THE following transcript is taken from a BBC Panorama interview between Jeremy Vine and Home Office minister Anthony McNulty and is one of the most revealing made by this government concerning their attitudes towards the citizen’s role in maintaining civil order.
Jeremy Vine: ‘You see something happening in the street. Do you step in?’
Anthony McNulty: ‘I think the general line must be to get in touch with the authorities straight and make sure that if things are as bad as you paint the police will be there as quickly as they can.’
Vine: ‘You see a young man looking aggressive, shouting at an old woman, what do you do? You retreat and ring the police?’
McNulty: ‘I think you should in the first instance. It may well be the simply shouting at them, blowing your horn or whatever else deters them and they go away.’
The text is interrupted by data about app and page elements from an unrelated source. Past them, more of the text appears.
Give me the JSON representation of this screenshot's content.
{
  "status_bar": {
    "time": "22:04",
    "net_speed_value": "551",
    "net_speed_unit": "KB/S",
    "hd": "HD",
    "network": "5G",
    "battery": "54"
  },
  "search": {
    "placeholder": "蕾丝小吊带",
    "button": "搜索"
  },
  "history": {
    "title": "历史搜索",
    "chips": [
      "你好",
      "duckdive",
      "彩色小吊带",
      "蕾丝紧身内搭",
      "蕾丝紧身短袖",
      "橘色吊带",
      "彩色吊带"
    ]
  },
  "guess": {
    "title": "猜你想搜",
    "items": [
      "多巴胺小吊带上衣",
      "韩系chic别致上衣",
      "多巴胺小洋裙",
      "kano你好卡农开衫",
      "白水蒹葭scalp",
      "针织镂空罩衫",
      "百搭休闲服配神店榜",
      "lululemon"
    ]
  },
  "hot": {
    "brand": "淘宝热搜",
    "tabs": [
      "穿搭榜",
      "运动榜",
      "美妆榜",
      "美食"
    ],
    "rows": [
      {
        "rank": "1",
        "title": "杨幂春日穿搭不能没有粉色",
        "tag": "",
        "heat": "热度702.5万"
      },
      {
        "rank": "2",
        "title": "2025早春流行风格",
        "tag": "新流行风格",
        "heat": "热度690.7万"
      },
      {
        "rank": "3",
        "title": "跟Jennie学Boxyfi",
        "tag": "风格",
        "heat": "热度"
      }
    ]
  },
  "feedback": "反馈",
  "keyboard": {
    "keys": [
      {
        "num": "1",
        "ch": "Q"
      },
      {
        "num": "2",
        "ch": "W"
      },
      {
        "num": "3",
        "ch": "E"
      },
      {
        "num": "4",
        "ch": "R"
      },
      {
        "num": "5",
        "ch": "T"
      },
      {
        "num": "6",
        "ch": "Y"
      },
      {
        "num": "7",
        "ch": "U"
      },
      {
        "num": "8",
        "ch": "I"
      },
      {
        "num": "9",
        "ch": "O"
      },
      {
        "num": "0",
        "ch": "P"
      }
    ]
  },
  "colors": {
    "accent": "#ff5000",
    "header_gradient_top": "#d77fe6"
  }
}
Vine: ‘He's now hitting her and the police haven't come, what do you do then?’
McNulty: ‘The same the same, you must always ...’
Vine: ‘Still wait?’
McNulty: ‘Get back to the police, try some distractive activities whatever else.’
Vine: ‘What jump up and down?’
McNulty: ‘But I would say you know sometimes that that may well work.’
So this, then, is official government advice: if you see an elderly woman being kicked to death by some snarling, speed-addled, tracksuit-clad reprobate then don’t dare intervene, other than to try and distract the culprit by shouting, beeping your car-horn or jumping up and down (or, presumably, a mixture of all three); simply withdraw to a safe distance and call the police (one imagines you'd have to stop leaping about and yelling to do this) and ‘if things are as bad as you paint’ the upholders of law and order should arrive shortly, hopefully before the victim has sustained any serious injuries.
Alongside behaviour like that of MP Andrew Dismore's shameful filibustering which blocked the Criminal Law (Amendment) (Protection of Property) Bill (a Conservative Private Member's Bill) in 2005, the above extract encapsulates perfectly the undying contempt elements of New Labour harbour for law-abiding citizens, who are scorned as the bourgeois upholders of the detested status quo, and their near reverence for the criminal class, who are regarded as the long discriminated-against martyrs of Britain’s economically-defined social order. In the actualisation of these prejudices common law has been ruthlessly snatched away from the common citizen and is now the sole preserve of the state. Crime-wise, a future as rosy as South Africa's awaits.